In the Minigrid Game, networked players come together to play out household consumption and make important energy choices, like purchasing appliances, setting energy tariffs, and managing finances to pay their bills on time. Players' individual behavior, like switching appliances on and off, or failing to make a payment, are immediately visible to everyone else.
The game is cooperative, and can only be won when the community decides on an appropriately sized system, sets a tariff that pays for its cost, and consumes an amount of energy within the limited capacity. Surprise events along the way, such as hurricanes, lost income or unexpected inheritances add to the fun and challenges that they must overcome.

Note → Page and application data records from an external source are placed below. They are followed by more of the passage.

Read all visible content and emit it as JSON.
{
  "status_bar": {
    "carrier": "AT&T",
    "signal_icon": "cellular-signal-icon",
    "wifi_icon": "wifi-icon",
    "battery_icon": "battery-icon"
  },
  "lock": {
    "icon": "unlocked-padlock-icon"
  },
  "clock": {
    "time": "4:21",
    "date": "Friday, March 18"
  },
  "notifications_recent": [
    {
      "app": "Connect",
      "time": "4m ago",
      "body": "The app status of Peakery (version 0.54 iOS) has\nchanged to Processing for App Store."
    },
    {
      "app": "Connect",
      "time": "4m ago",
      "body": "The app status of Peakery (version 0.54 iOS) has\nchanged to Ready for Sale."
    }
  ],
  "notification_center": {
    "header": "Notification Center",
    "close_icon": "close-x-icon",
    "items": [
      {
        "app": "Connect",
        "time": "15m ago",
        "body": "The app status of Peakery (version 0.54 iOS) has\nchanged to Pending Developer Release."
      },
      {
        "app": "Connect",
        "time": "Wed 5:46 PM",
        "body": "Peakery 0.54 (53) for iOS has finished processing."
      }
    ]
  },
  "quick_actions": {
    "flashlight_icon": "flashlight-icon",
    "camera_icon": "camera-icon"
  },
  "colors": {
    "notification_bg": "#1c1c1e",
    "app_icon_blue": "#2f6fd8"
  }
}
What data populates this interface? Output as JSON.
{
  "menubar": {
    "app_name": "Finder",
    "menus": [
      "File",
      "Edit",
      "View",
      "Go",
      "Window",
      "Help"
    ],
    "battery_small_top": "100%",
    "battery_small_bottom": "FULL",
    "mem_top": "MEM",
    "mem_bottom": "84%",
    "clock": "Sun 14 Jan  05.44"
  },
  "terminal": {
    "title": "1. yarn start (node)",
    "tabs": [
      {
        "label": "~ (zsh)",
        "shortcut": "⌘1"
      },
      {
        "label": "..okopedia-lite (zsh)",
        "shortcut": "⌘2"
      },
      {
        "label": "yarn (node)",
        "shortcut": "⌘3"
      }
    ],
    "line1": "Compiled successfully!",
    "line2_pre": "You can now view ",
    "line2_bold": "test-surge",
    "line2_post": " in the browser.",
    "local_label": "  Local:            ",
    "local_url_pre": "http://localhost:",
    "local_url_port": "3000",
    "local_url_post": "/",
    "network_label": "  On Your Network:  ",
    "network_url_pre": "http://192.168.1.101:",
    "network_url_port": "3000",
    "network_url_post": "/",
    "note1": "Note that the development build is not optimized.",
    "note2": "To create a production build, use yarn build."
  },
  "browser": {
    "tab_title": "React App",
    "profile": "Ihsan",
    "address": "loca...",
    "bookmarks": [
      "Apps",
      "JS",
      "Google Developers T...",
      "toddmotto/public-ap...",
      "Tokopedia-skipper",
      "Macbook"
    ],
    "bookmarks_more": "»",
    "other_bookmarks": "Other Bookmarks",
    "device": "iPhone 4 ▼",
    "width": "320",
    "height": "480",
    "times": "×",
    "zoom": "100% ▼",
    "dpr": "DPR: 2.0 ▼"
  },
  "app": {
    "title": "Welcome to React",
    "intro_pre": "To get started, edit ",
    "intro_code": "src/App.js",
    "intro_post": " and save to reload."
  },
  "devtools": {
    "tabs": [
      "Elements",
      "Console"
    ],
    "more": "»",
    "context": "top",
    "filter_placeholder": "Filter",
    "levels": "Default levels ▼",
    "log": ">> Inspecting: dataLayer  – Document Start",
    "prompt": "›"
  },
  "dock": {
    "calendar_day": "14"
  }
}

The Minigrid Game is a completely novel way for communities to develop workable solutions to the unique challenges of managing a community minigrid, such as system sizing, tariff-setting, and demand-side management. By playing as a group, the players can also improve their understanding of energy technology, practice negotiation and consensus-building skills, and most importantly, have fun.